┌──

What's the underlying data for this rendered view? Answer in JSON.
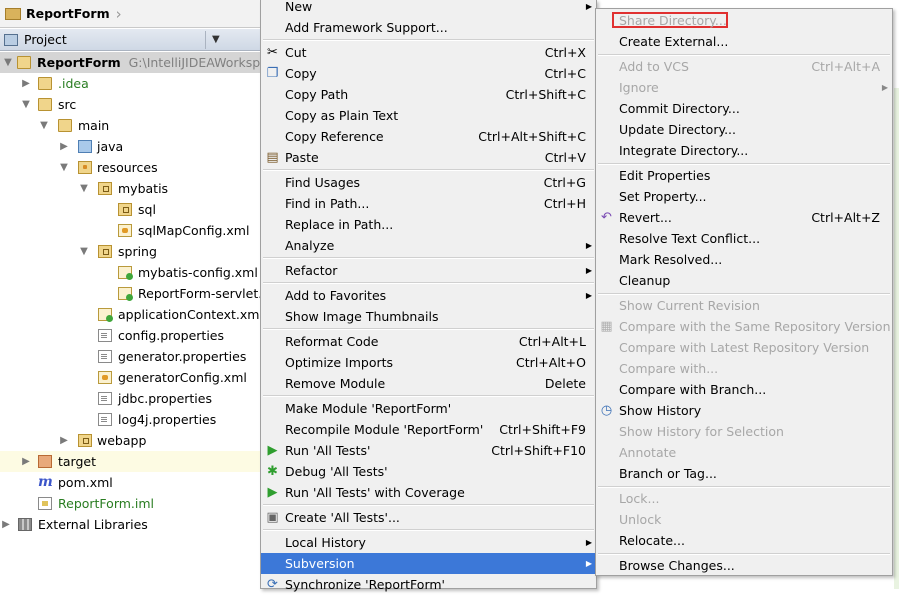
{
  "breadcrumb": {
    "project": "ReportForm"
  },
  "project_header": {
    "label": "Project"
  },
  "tree": [
    {
      "label": "ReportForm",
      "path": "G:\\IntelliJIDEAWorkspace",
      "icon": "folder-icon",
      "expanded": true
    },
    {
      "label": ".idea",
      "icon": "folder-icon",
      "expanded": false
    },
    {
      "label": "src",
      "icon": "folder-icon",
      "expanded": true
    },
    {
      "label": "main",
      "icon": "folder-icon",
      "expanded": true
    },
    {
      "label": "java",
      "icon": "source-folder-icon",
      "expanded": false
    },
    {
      "label": "resources",
      "icon": "resources-folder-icon",
      "expanded": true
    },
    {
      "label": "mybatis",
      "icon": "package-icon",
      "expanded": true
    },
    {
      "label": "sql",
      "icon": "package-icon"
    },
    {
      "label": "sqlMapConfig.xml",
      "icon": "xml-file-icon"
    },
    {
      "label": "spring",
      "icon": "package-icon",
      "expanded": true
    },
    {
      "label": "mybatis-config.xml",
      "icon": "spring-xml-icon"
    },
    {
      "label": "ReportForm-servlet.xml",
      "icon": "spring-xml-icon"
    },
    {
      "label": "applicationContext.xml",
      "icon": "spring-xml-icon"
    },
    {
      "label": "config.properties",
      "icon": "properties-file-icon"
    },
    {
      "label": "generator.properties",
      "icon": "properties-file-icon"
    },
    {
      "label": "generatorConfig.xml",
      "icon": "xml-file-icon"
    },
    {
      "label": "jdbc.properties",
      "icon": "properties-file-icon"
    },
    {
      "label": "log4j.properties",
      "icon": "properties-file-icon"
    },
    {
      "label": "webapp",
      "icon": "package-icon",
      "expanded": false
    },
    {
      "label": "target",
      "icon": "excluded-folder-icon",
      "expanded": false
    },
    {
      "label": "pom.xml",
      "icon": "maven-icon"
    },
    {
      "label": "ReportForm.iml",
      "icon": "iml-file-icon"
    },
    {
      "label": "External Libraries",
      "icon": "libraries-icon",
      "expanded": false
    }
  ],
  "context_menu": {
    "items": [
      {
        "label": "New",
        "submenu": true
      },
      {
        "label": "Add Framework Support..."
      },
      {
        "label": "Cut",
        "shortcut": "Ctrl+X",
        "icon": "scissors-icon"
      },
      {
        "label": "Copy",
        "shortcut": "Ctrl+C",
        "icon": "copy-icon"
      },
      {
        "label": "Copy Path",
        "shortcut": "Ctrl+Shift+C"
      },
      {
        "label": "Copy as Plain Text"
      },
      {
        "label": "Copy Reference",
        "shortcut": "Ctrl+Alt+Shift+C"
      },
      {
        "label": "Paste",
        "shortcut": "Ctrl+V",
        "icon": "paste-icon"
      },
      {
        "label": "Find Usages",
        "shortcut": "Ctrl+G"
      },
      {
        "label": "Find in Path...",
        "shortcut": "Ctrl+H"
      },
      {
        "label": "Replace in Path..."
      },
      {
        "label": "Analyze",
        "submenu": true
      },
      {
        "label": "Refactor",
        "submenu": true
      },
      {
        "label": "Add to Favorites",
        "submenu": true
      },
      {
        "label": "Show Image Thumbnails"
      },
      {
        "label": "Reformat Code",
        "shortcut": "Ctrl+Alt+L"
      },
      {
        "label": "Optimize Imports",
        "shortcut": "Ctrl+Alt+O"
      },
      {
        "label": "Remove Module",
        "shortcut": "Delete"
      },
      {
        "label": "Make Module 'ReportForm'"
      },
      {
        "label": "Recompile Module 'ReportForm'",
        "shortcut": "Ctrl+Shift+F9"
      },
      {
        "label": "Run 'All Tests'",
        "shortcut": "Ctrl+Shift+F10",
        "icon": "run-icon"
      },
      {
        "label": "Debug 'All Tests'",
        "icon": "debug-icon"
      },
      {
        "label": "Run 'All Tests' with Coverage",
        "icon": "coverage-icon"
      },
      {
        "label": "Create 'All Tests'...",
        "icon": "create-test-icon"
      },
      {
        "label": "Local History",
        "submenu": true
      },
      {
        "label": "Subversion",
        "submenu": true,
        "active": true
      },
      {
        "label": "Synchronize 'ReportForm'",
        "icon": "sync-icon"
      }
    ]
  },
  "subversion_menu": {
    "items": [
      {
        "label": "Share Directory...",
        "disabled": true,
        "highlighted_box": true
      },
      {
        "label": "Create External..."
      },
      {
        "label": "Add to VCS",
        "shortcut": "Ctrl+Alt+A",
        "disabled": true
      },
      {
        "label": "Ignore",
        "disabled": true,
        "submenu": true
      },
      {
        "label": "Commit Directory..."
      },
      {
        "label": "Update Directory..."
      },
      {
        "label": "Integrate Directory..."
      },
      {
        "label": "Edit Properties"
      },
      {
        "label": "Set Property..."
      },
      {
        "label": "Revert...",
        "shortcut": "Ctrl+Alt+Z",
        "icon": "revert-icon"
      },
      {
        "label": "Resolve Text Conflict..."
      },
      {
        "label": "Mark Resolved..."
      },
      {
        "label": "Cleanup"
      },
      {
        "label": "Show Current Revision",
        "disabled": true
      },
      {
        "label": "Compare with the Same Repository Version",
        "disabled": true,
        "icon": "compare-icon"
      },
      {
        "label": "Compare with Latest Repository Version",
        "disabled": true
      },
      {
        "label": "Compare with...",
        "disabled": true
      },
      {
        "label": "Compare with Branch..."
      },
      {
        "label": "Show History",
        "icon": "history-icon"
      },
      {
        "label": "Show History for Selection",
        "disabled": true
      },
      {
        "label": "Annotate",
        "disabled": true
      },
      {
        "label": "Branch or Tag..."
      },
      {
        "label": "Lock...",
        "disabled": true
      },
      {
        "label": "Unlock",
        "disabled": true
      },
      {
        "label": "Relocate..."
      },
      {
        "label": "Browse Changes..."
      }
    ]
  },
  "colors": {
    "menu_highlight": "#3c78d8",
    "annotation_box": "#e03030",
    "disabled_text": "#a7a7a7",
    "vcs_green_text": "#2a7d22"
  }
}
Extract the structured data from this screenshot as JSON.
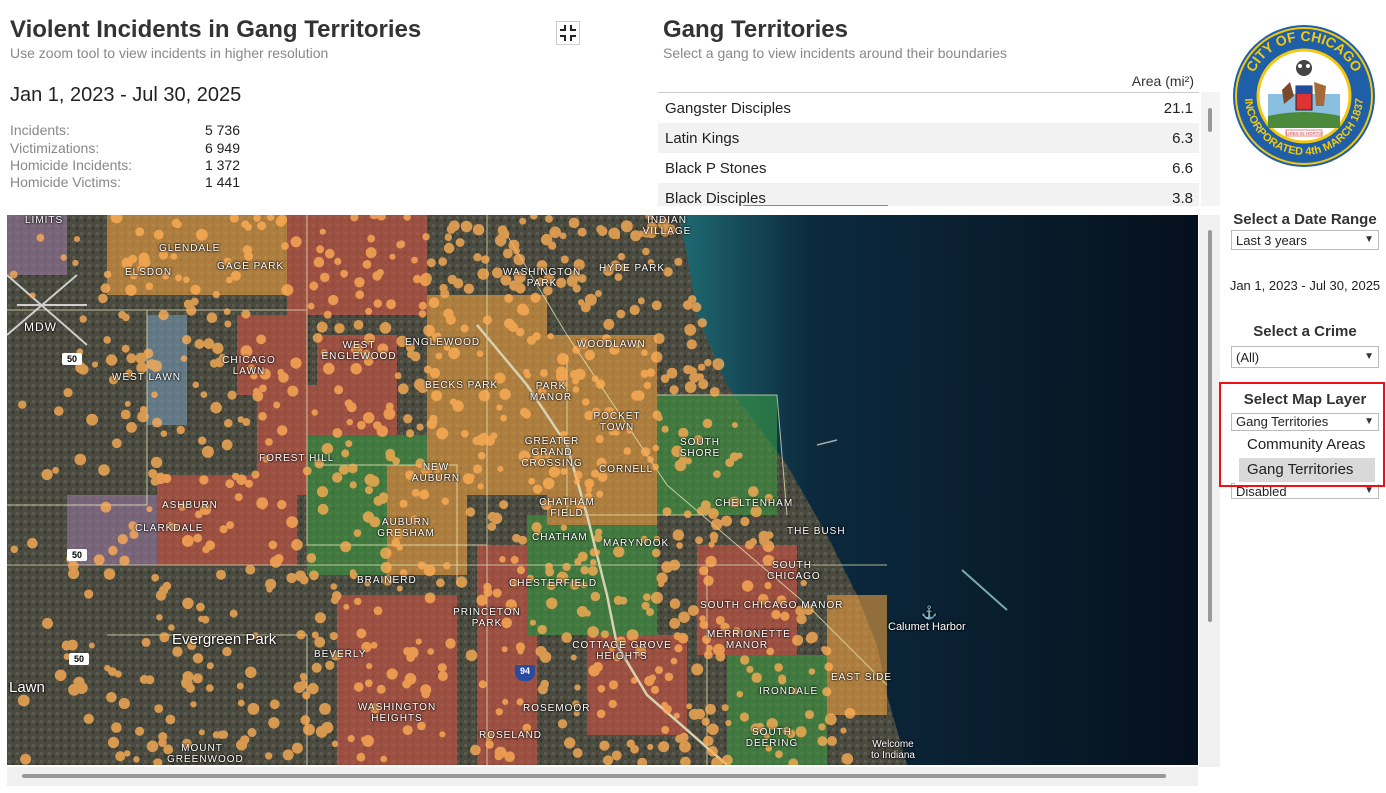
{
  "header": {
    "title": "Violent Incidents in Gang Territories",
    "subtitle": "Use zoom tool to view incidents in higher resolution",
    "date_range": "Jan 1, 2023 - Jul 30, 2025"
  },
  "stats": [
    {
      "label": "Incidents:",
      "value": "5 736"
    },
    {
      "label": "Victimizations:",
      "value": "6 949"
    },
    {
      "label": "Homicide Incidents:",
      "value": "1 372"
    },
    {
      "label": "Homicide Victims:",
      "value": "1 441"
    }
  ],
  "gang_panel": {
    "title": "Gang Territories",
    "subtitle": "Select a gang to view incidents around their boundaries",
    "area_header": "Area (mi²)",
    "rows": [
      {
        "name": "Gangster Disciples",
        "area": "21.1"
      },
      {
        "name": "Latin Kings",
        "area": "6.3"
      },
      {
        "name": "Black P Stones",
        "area": "6.6"
      },
      {
        "name": "Black Disciples",
        "area": "3.8"
      }
    ]
  },
  "seal": {
    "text_top": "CITY OF CHICAGO",
    "text_bottom": "INCORPORATED 4th MARCH 1837",
    "motto": "URBS IN HORTO"
  },
  "map": {
    "labels": [
      {
        "text": "LIMITS"
      },
      {
        "text": "GLENDALE"
      },
      {
        "text": "ELSDON"
      },
      {
        "text": "GAGE PARK"
      },
      {
        "text": "WASHINGTON PARK"
      },
      {
        "text": "HYDE PARK"
      },
      {
        "text": "INDIAN VILLAGE"
      },
      {
        "text": "MDW"
      },
      {
        "text": "CHICAGO LAWN"
      },
      {
        "text": "WEST ENGLEWOOD"
      },
      {
        "text": "ENGLEWOOD"
      },
      {
        "text": "WOODLAWN"
      },
      {
        "text": "WEST LAWN"
      },
      {
        "text": "BECKS PARK"
      },
      {
        "text": "PARK MANOR"
      },
      {
        "text": "POCKET TOWN"
      },
      {
        "text": "GREATER GRAND CROSSING"
      },
      {
        "text": "SOUTH SHORE"
      },
      {
        "text": "FOREST HILL"
      },
      {
        "text": "NEW AUBURN"
      },
      {
        "text": "CORNELL"
      },
      {
        "text": "CHATHAM FIELD"
      },
      {
        "text": "CHELTENHAM"
      },
      {
        "text": "ASHBURN"
      },
      {
        "text": "CLARKDALE"
      },
      {
        "text": "AUBURN GRESHAM"
      },
      {
        "text": "CHATHAM"
      },
      {
        "text": "MARYNOOK"
      },
      {
        "text": "THE BUSH"
      },
      {
        "text": "BRAINERD"
      },
      {
        "text": "CHESTERFIELD"
      },
      {
        "text": "SOUTH CHICAGO"
      },
      {
        "text": "PRINCETON PARK"
      },
      {
        "text": "SOUTH CHICAGO MANOR"
      },
      {
        "text": "Evergreen Park"
      },
      {
        "text": "BEVERLY"
      },
      {
        "text": "COTTAGE GROVE HEIGHTS"
      },
      {
        "text": "MERRIONETTE MANOR"
      },
      {
        "text": "Calumet Harbor"
      },
      {
        "text": "Lawn"
      },
      {
        "text": "IRONDALE"
      },
      {
        "text": "EAST SIDE"
      },
      {
        "text": "WASHINGTON HEIGHTS"
      },
      {
        "text": "ROSEMOOR"
      },
      {
        "text": "ROSELAND"
      },
      {
        "text": "SOUTH DEERING"
      },
      {
        "text": "Welcome to Indiana"
      },
      {
        "text": "MOUNT GREENWOOD"
      }
    ],
    "shields": [
      "50",
      "50",
      "50",
      "50",
      "94"
    ]
  },
  "controls": {
    "date_heading": "Select a Date Range",
    "date_value": "Last 3 years",
    "date_display": "Jan 1, 2023 - Jul 30, 2025",
    "crime_heading": "Select a Crime",
    "crime_value": "(All)",
    "layer_heading": "Select Map Layer",
    "layer_value": "Gang Territories",
    "layer_options": [
      "Community Areas",
      "Gang Territories"
    ],
    "disabled_value": "Disabled"
  },
  "colors": {
    "highlight": "#e11111",
    "incident_dot": "#ffae55",
    "water": "#0a1a2c"
  }
}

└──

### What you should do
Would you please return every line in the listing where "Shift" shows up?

### Expected answer
        "shortcut": "Ctrl+Shift+C"
        "shortcut": "Ctrl+Alt+Shift+C"
        "shortcut": "Ctrl+Shift+F9"
        "shortcut": "Ctrl+Shift+F10",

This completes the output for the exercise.